Murray challenge purely down to poor timing, say Kaino
Jerome Kaino, the All Black at the centre of the controversial targeting of Conor Murray in last week's first Test against the Lions, has denied the charge that he intentionally set out to injure the Ireland scrum-half.
The experienced flanker was involved in a 10th-minute incident in which he threw himself in Murray's direction as the 27-year-old got a box-kick away, colliding with his standing leg after the ball had left his boot.
Although there were a number of New Zealanders who came through on Murray, that incident is understood to have been the one that prompted Warren Gatland to go public in the belief that the tackling put his player in danger.

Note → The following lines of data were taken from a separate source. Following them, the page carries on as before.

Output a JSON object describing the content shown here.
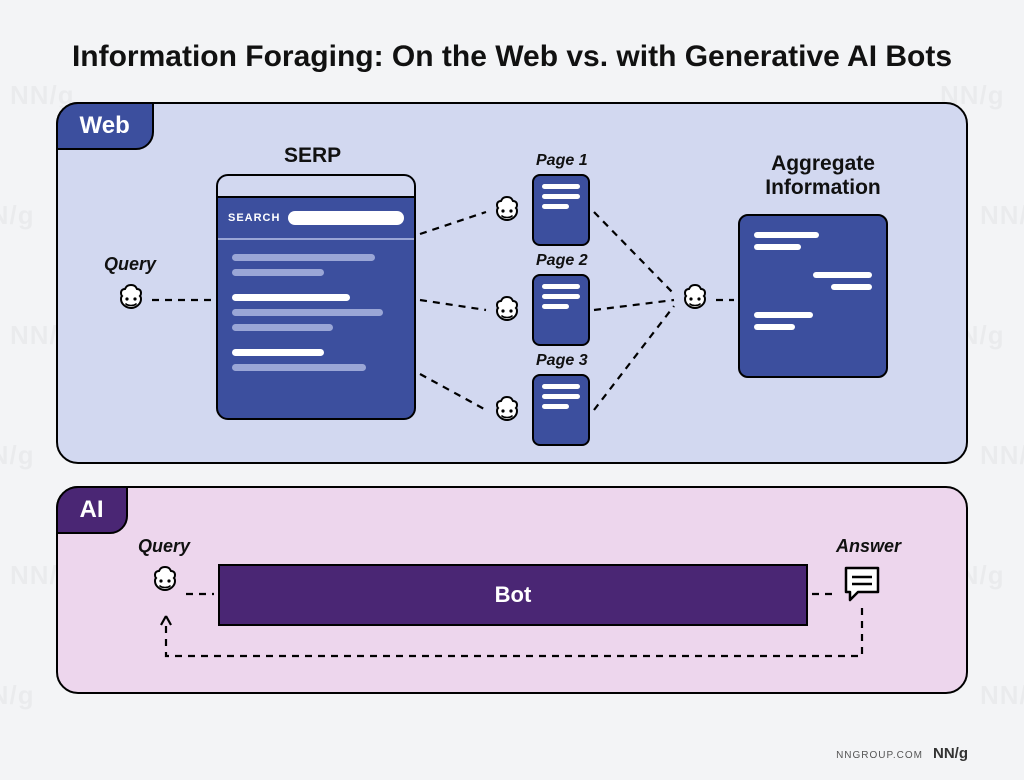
{
  "title": "Information Foraging: On the Web vs. with Generative AI Bots",
  "watermark": "NN/g",
  "web": {
    "tab": "Web",
    "query_label": "Query",
    "serp_label": "SERP",
    "search_text": "SEARCH",
    "pages": [
      "Page 1",
      "Page 2",
      "Page 3"
    ],
    "aggregate_label": "Aggregate\nInformation"
  },
  "ai": {
    "tab": "AI",
    "query_label": "Query",
    "bot_label": "Bot",
    "answer_label": "Answer"
  },
  "attribution": {
    "site": "NNGROUP.COM",
    "logo": "NN/g"
  }
}
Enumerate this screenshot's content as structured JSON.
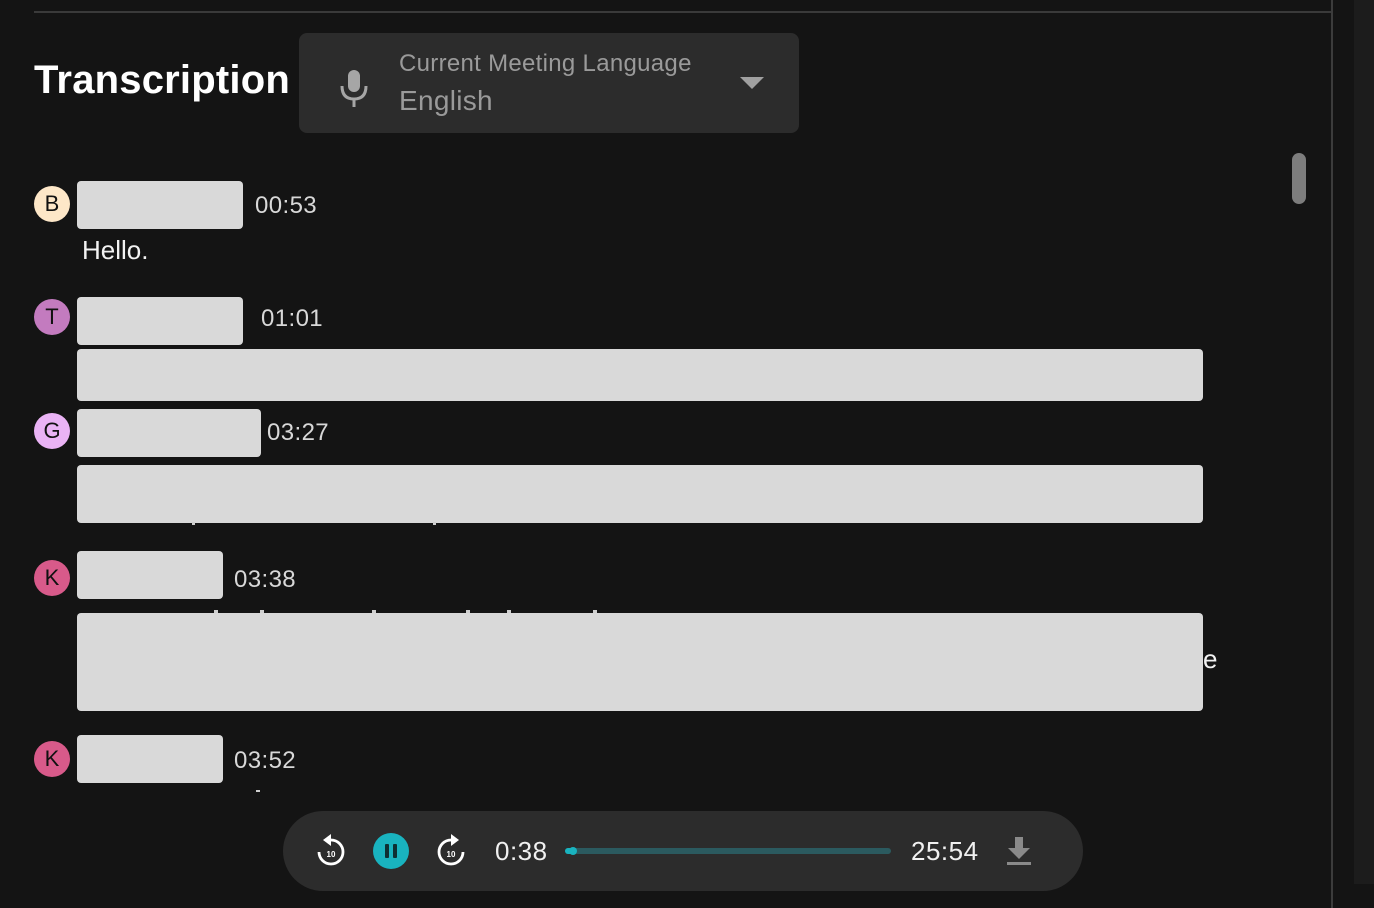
{
  "header": {
    "title": "Transcription"
  },
  "language_select": {
    "label": "Current Meeting Language",
    "value": "English",
    "icon": "mic-icon"
  },
  "transcript": [
    {
      "initial": "B",
      "avatar_color": "#fde7c8",
      "time": "00:53",
      "text": "Hello."
    },
    {
      "initial": "T",
      "avatar_color": "#c37bbf",
      "time": "01:01",
      "text": ""
    },
    {
      "initial": "G",
      "avatar_color": "#eab3f5",
      "time": "03:27",
      "text": ""
    },
    {
      "initial": "K",
      "avatar_color": "#d85a8a",
      "time": "03:38",
      "text": "",
      "trailing_char": "e"
    },
    {
      "initial": "K",
      "avatar_color": "#d85a8a",
      "time": "03:52",
      "text": ""
    }
  ],
  "player": {
    "current_time": "0:38",
    "total_time": "25:54",
    "progress": 0.024,
    "accent_color": "#19b3bf",
    "rewind_seconds": "10",
    "forward_seconds": "10"
  }
}
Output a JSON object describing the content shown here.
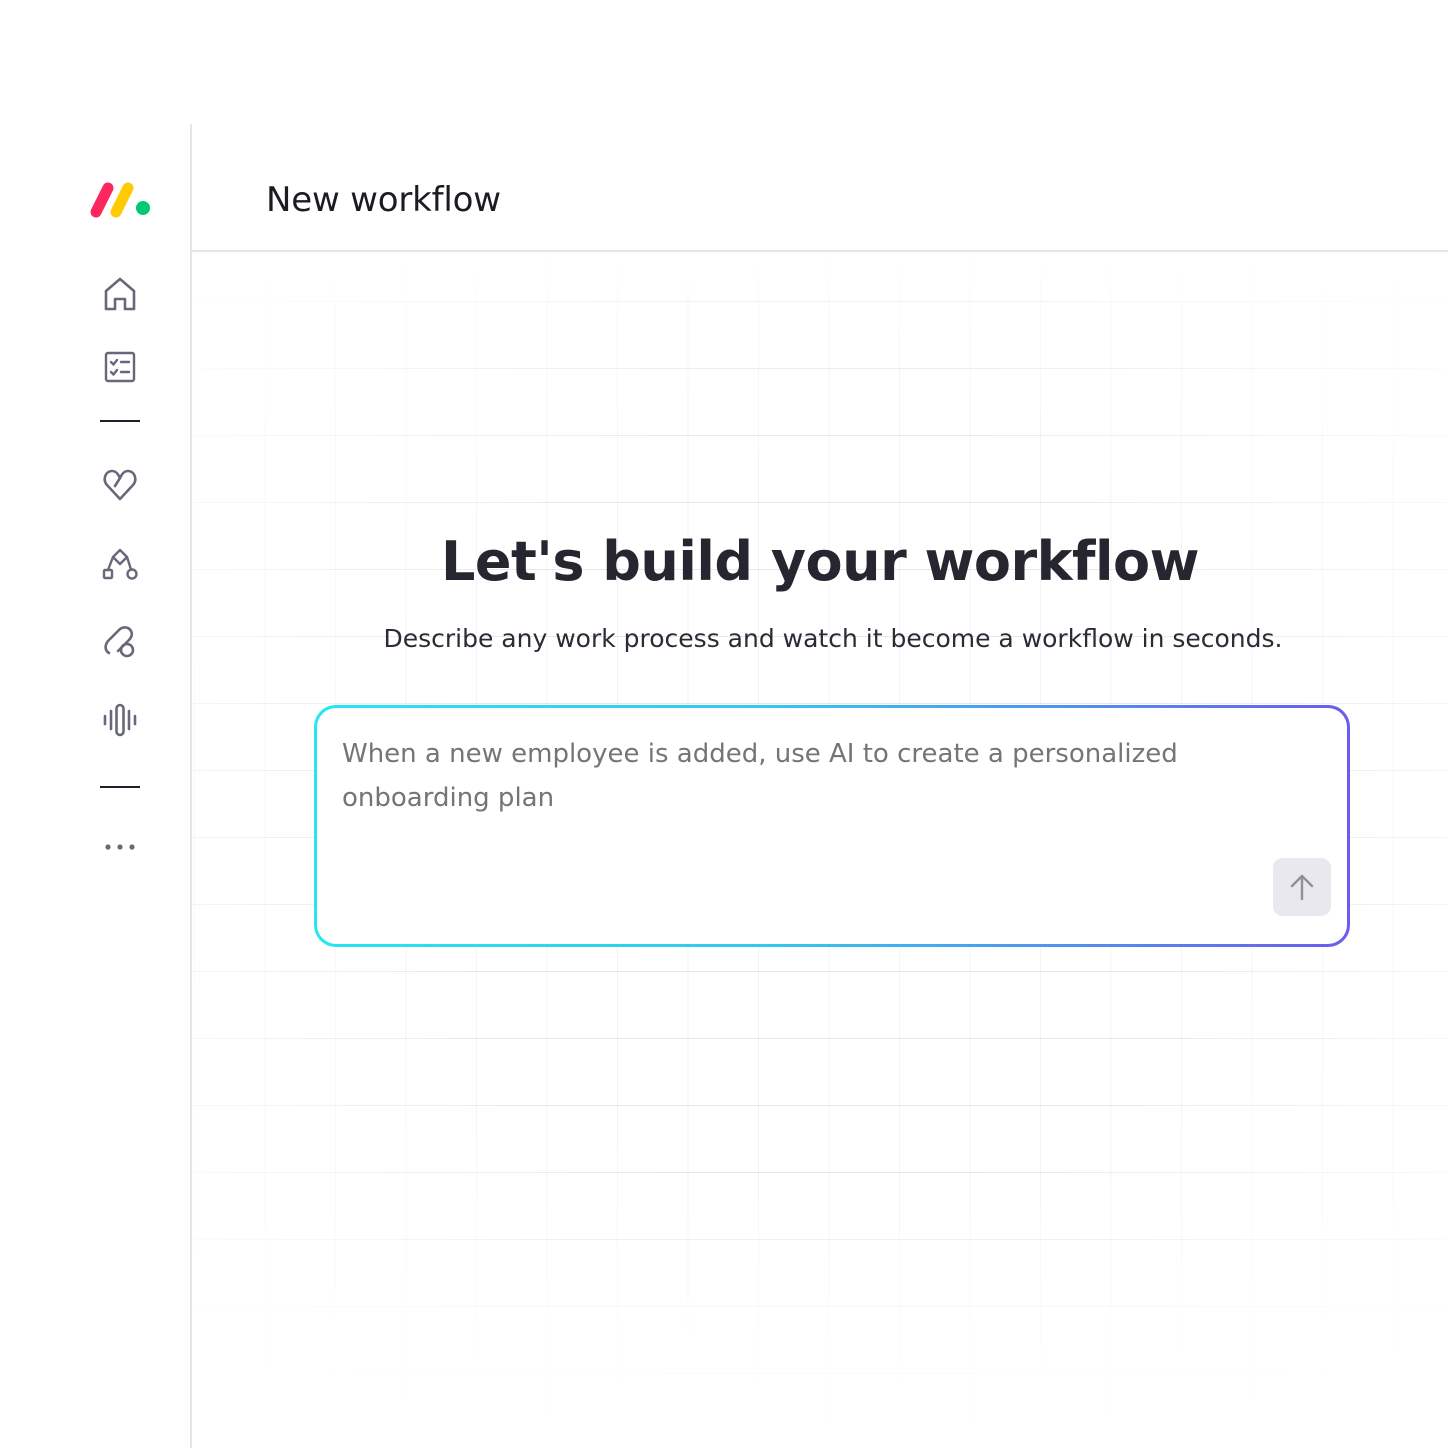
{
  "header": {
    "title": "New workflow"
  },
  "sidebar": {
    "items": [
      {
        "id": "home",
        "icon": "home-icon"
      },
      {
        "id": "tasks",
        "icon": "checklist-icon"
      },
      {
        "id": "favorites",
        "icon": "heart-icon"
      },
      {
        "id": "workflows",
        "icon": "workflow-icon"
      },
      {
        "id": "integrations",
        "icon": "link-icon"
      },
      {
        "id": "voice",
        "icon": "soundwave-icon"
      },
      {
        "id": "more",
        "icon": "more-icon"
      }
    ]
  },
  "main": {
    "title": "Let's build your workflow",
    "subtitle": "Describe any work process and watch it become a workflow in seconds.",
    "prompt": {
      "placeholder": "When a new employee is added, use AI to create a personalized onboarding plan",
      "value": ""
    },
    "send_icon": "arrow-up-icon"
  },
  "colors": {
    "logo_red": "#fb275d",
    "logo_yellow": "#ffcb00",
    "logo_green": "#00ca72",
    "prompt_gradient_start": "#27e6f2",
    "prompt_gradient_end": "#6a5cf0",
    "icon_stroke": "#676879"
  }
}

Kaino was not penalised at the time of the incident, nor was he cited for any offence.
At 34, Kaino is one of the most experienced members of the All Black squad.
A double World Cup winner, he is fully aware of the charges laid at his feet after fans got in touch with him directly on social media, and he decided to confront the issue head-on.
"I think what is at question here is my intent and what kind of player I am, and all I can say is that I never go into a game thinking that I am going to target someone and intentionally hurt them. I just wanted to clear that up," he said.
"It is never our intention to go out and intentionally injure someone outside the laws.
"We play hard and we play fair. That incident was a one-off. It is never our intention to go out and try and single anyone out.
"It was more (about) timing. He is very quick getting the ball to foot, and there was a bit of timing there.
"But what has been said out there about malice and intention to hurt someone, that is never the case. It wasn't my intention to hurt anyone and to play outside the rules. I wasn't cited. I don't think I should have been.
"I've seen it reviewing the game and it has popped up on my Twitter feed about a million times, so it is a bit hard to avoid it," he added.
"It is never nice when you have things done to you outside the laws, and the way we do things, it's within the spirit of the game.
"I didn't go in to tackle him. I rolled into his leg. What I was trying to do, his swinging foot - if you can disrupt that - it's like an ankle-tap, so you disrupt the kick. My timing was off, and I rolled into his planted foot, and that's what I believed happened."
Kaino does not feel the furore around the incident will affect him ahead of Saturday's second Test.
"It is a different game now, and a different world with social media added into it. But you learn how to block things out, and you have great people around you that you get good advice from.
"You have a glance at it, but it doesn't affect me too much.
"We haven't really focused too much on what the coaches say between each other. Our focus for our team is how we can get better for next weekend and get the win.
"Whatever is said out there in the media world doesn't really affect us too much, and it shouldn't."
Kaino says the All Blacks' focus is on improving their performance in order to secure the series victory at the Westpac Stadium on Saturday.
And he said he'll think twice about the way he goes about trying to get at the No.9 this weekend given the additional focus.
"We need to make sure we are on the right side of the law when we do things, and I thought I was there," he said.
"Individually a lot of us weren't too happy with our performances, and focusing on other comments is not going to fix individual performances. I don't think it bothers us too much what is going on outside."